[Collection entries]
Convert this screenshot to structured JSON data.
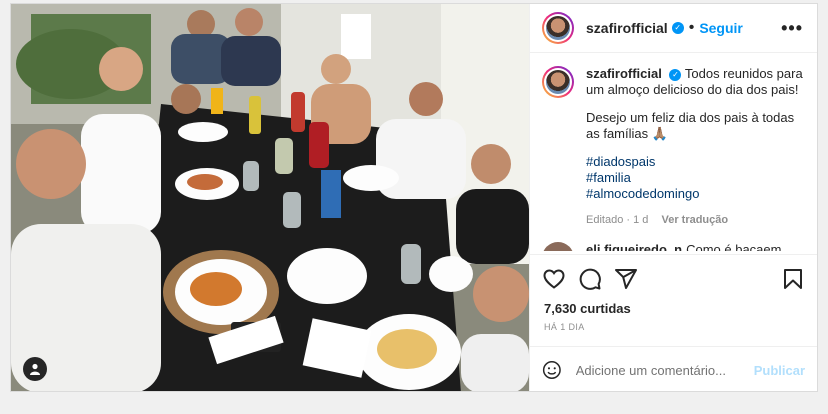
{
  "header": {
    "username": "szafirofficial",
    "separator": "•",
    "follow_label": "Seguir",
    "more_icon": "more-horizontal-icon"
  },
  "caption": {
    "username": "szafirofficial",
    "line1": "Todos reunidos para um almoço delicioso do dia dos pais!",
    "line2": "Desejo um feliz dia dos pais à todas as famílias 🙏🏽",
    "hashtags": [
      "#diadospais",
      "#familia",
      "#almocodedomingo"
    ],
    "edited": "Editado",
    "time": "1 d",
    "translate": "Ver tradução"
  },
  "comment_peek": {
    "username": "eli.figueiredo_n",
    "text": "Como é bacaem"
  },
  "actions": {
    "like_icon": "heart-icon",
    "comment_icon": "comment-icon",
    "share_icon": "send-icon",
    "save_icon": "bookmark-icon"
  },
  "likes": "7,630 curtidas",
  "posted": "HÁ 1 DIA",
  "add_comment": {
    "placeholder": "Adicione um comentário...",
    "publish_label": "Publicar",
    "emoji_icon": "emoji-icon"
  },
  "colors": {
    "accent": "#0095f6",
    "hashtag": "#00376b",
    "muted": "#8e8e8e",
    "publish_disabled": "#b2dffc"
  }
}
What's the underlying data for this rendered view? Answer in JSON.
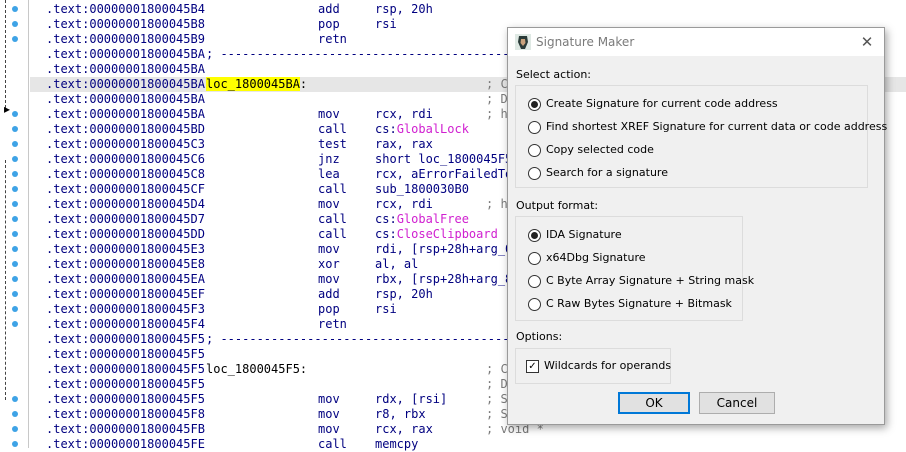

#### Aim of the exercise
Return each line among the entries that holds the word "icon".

#### Output of the exercise
    "more_icon": "more-horizontal-icon"
    "like_icon": "heart-icon",
    "comment_icon": "comment-icon",
    "share_icon": "send-icon",
    "save_icon": "bookmark-icon"
    "emoji_icon": "emoji-icon"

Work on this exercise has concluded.